I'm not really creative enough to come up with something short to encompass the story and excitement in one phrase :)
This is great work right through. If you like mystery, the occult, ghosts and goblins and the likes. This is for you.
Without awkward pauses and mispronunciation--which could partially be the writing. He has a nice voice, but all the breathing, sighing, swallowing, phlegm and saliva sounds drove me absolutely batty, jarred me out of the story repeatedly until I'm not sure I got the whole story.
The scenes were fine, but I'd have suggested he tame the body parts acting independently of their owners, describe things instead of telling Dresden sees or hears them, and a lot less description and introspection in the action scenes. Unbelievable that he can stop to explain things while getting the hell beat out of him and everyone around him. I've rarely encountered action that crawled so slowly. I fell asleep in the middle of fight scenes several times. Not riveting.

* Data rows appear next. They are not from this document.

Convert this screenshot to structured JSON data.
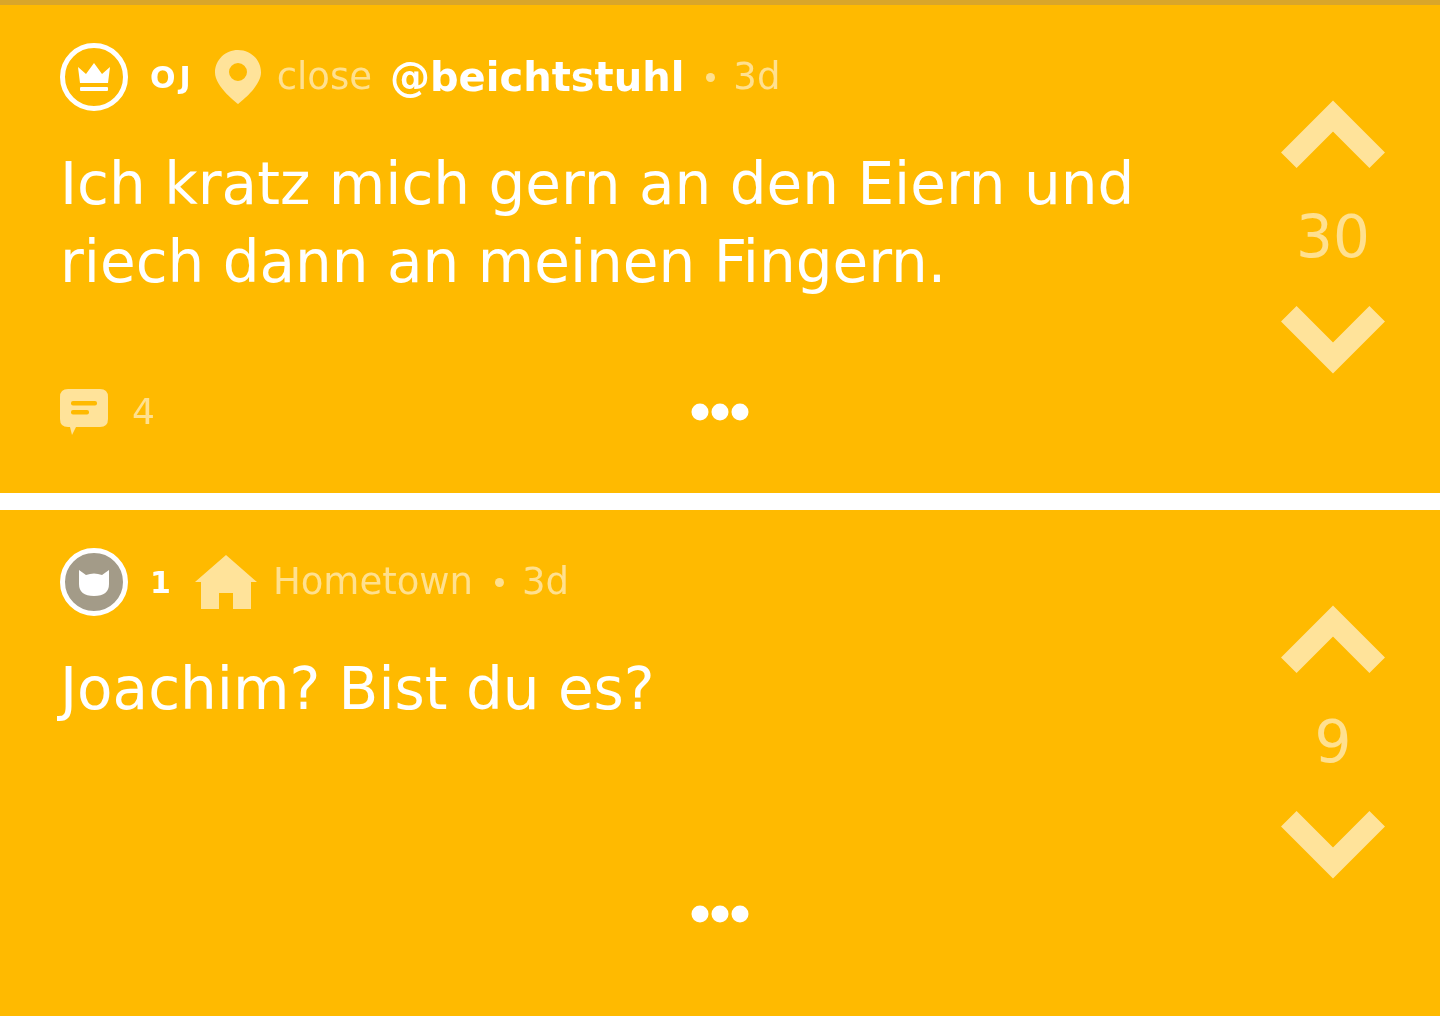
{
  "posts": [
    {
      "avatar": {
        "kind": "crown"
      },
      "author": "OJ",
      "location": {
        "kind": "pin",
        "label": "close"
      },
      "channel": "@beichtstuhl",
      "time": "3d",
      "text": "Ich kratz mich gern an den Eiern und riech dann an meinen Fingern.",
      "votes": "30",
      "comments": "4"
    },
    {
      "avatar": {
        "kind": "cat"
      },
      "author": "1",
      "location": {
        "kind": "home",
        "label": "Hometown"
      },
      "time": "3d",
      "text": "Joachim? Bist du es?",
      "votes": "9"
    }
  ]
}
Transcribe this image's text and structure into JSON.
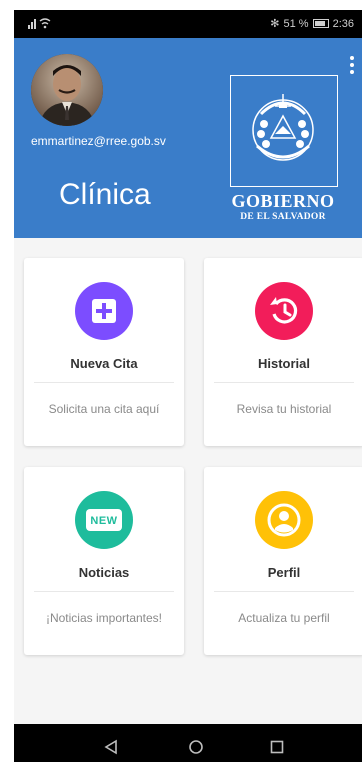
{
  "status_bar": {
    "signal_icon": "signal-wifi-icon",
    "right_text": "51 % ",
    "time": "2:36"
  },
  "header": {
    "email": "emmartinez@rree.gob.sv",
    "title": "Clínica",
    "logo": {
      "line1": "GOBIERNO",
      "line2": "DE EL SALVADOR"
    }
  },
  "cards": [
    {
      "title": "Nueva Cita",
      "description": "Solicita una cita aquí",
      "icon": "add-box-icon",
      "color": "#7c4dff"
    },
    {
      "title": "Historial",
      "description": "Revisa tu historial",
      "icon": "history-icon",
      "color": "#f21d5a"
    },
    {
      "title": "Noticias",
      "description": "¡Noticias importantes!",
      "icon": "new-badge-icon",
      "color": "#1ebc9c",
      "icon_text": "NEW"
    },
    {
      "title": "Perfil",
      "description": "Actualiza tu perfil",
      "icon": "account-circle-icon",
      "color": "#ffc107"
    }
  ],
  "colors": {
    "header": "#3a7dc9",
    "background": "#f5f5f5"
  }
}
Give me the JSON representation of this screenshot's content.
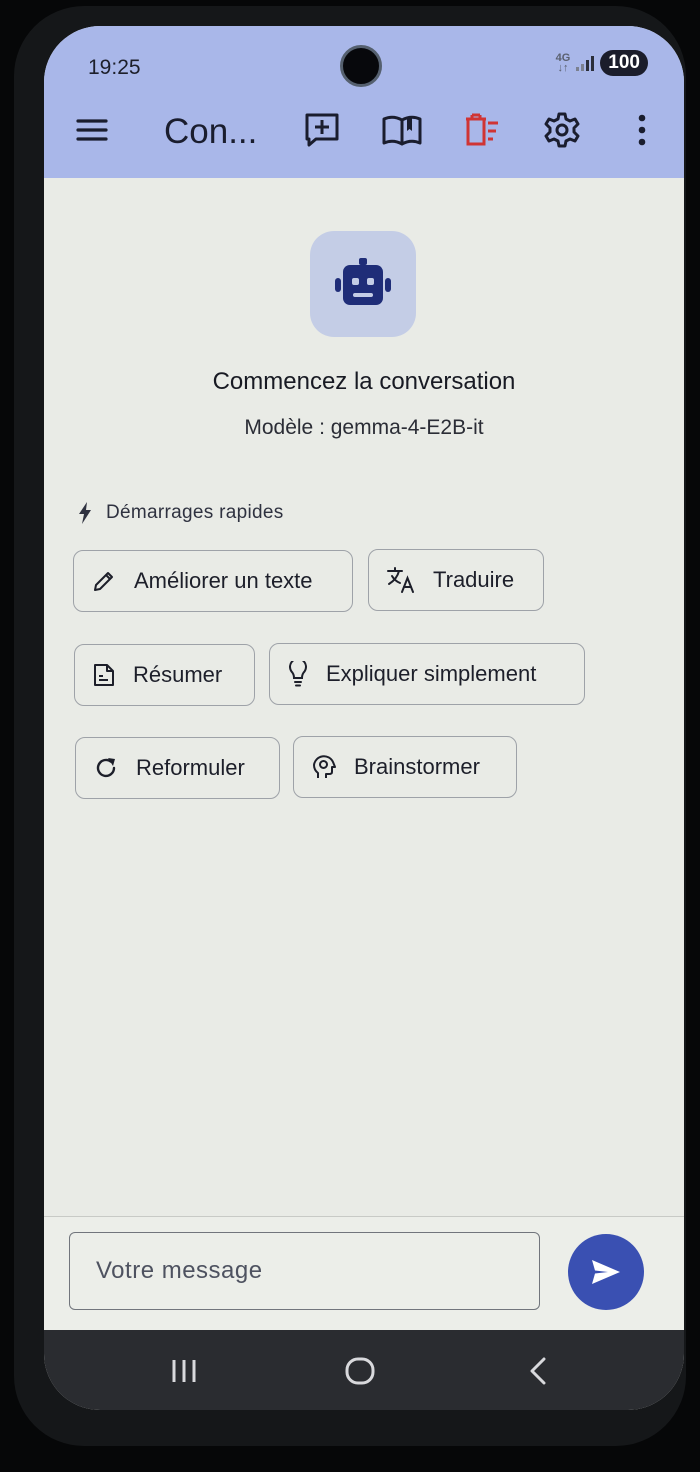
{
  "status_bar": {
    "time": "19:25",
    "network": "4G",
    "battery": "100"
  },
  "app_bar": {
    "title": "Con...",
    "icons": [
      "menu-icon",
      "new-chat-icon",
      "library-icon",
      "clear-chat-icon",
      "settings-icon",
      "more-options-icon"
    ],
    "delete_color": "#d03434"
  },
  "main": {
    "heading": "Commencez la conversation",
    "model_label": "Modèle : gemma-4-E2B-it",
    "quick_starts_label": "Démarrages rapides",
    "chips": [
      {
        "label": "Améliorer un texte",
        "icon": "pencil-icon"
      },
      {
        "label": "Traduire",
        "icon": "translate-icon"
      },
      {
        "label": "Résumer",
        "icon": "summary-icon"
      },
      {
        "label": "Expliquer simplement",
        "icon": "lightbulb-icon"
      },
      {
        "label": "Reformuler",
        "icon": "refresh-icon"
      },
      {
        "label": "Brainstormer",
        "icon": "psychology-icon"
      }
    ]
  },
  "composer": {
    "placeholder": "Votre message"
  },
  "colors": {
    "accent": "#3a50b2",
    "app_bar": "#a9b7e9",
    "background": "#e9ebe6"
  }
}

I absolutely hate that Dresden treats 3 strong, capable, smart women like incompetent fools and keeps nearly getting himself and them killed because he's "old fashioned". Call it what it is: ego-maniacal misogynistic chauvinism. If he actually were so much smarter and abler than them, it might fly, but he's a bumbling idiot who gets a lot of folks killed because he's so sure he's all that and nobody else can be.
Definitely, read oops listen to this book. Great start of a off beat series.
The whole series is great.
Listening is an absolutely critical life skill. Hearing the stories of others is one of its many rewards.
Would I? Well, I have. Twice.
This is a great book to swallow in a few gulps. Maybe over a really long drive or two. The chapters move along quickly and never grow dull.
It's not a perfect book. There's a lot going on ... maybe too much. But it establishes a bunch of great characters and staple ingredients of the Dresden Files that will pay off again and again over the next dozen+ novels. This is where it all begins and it is undeniably charming.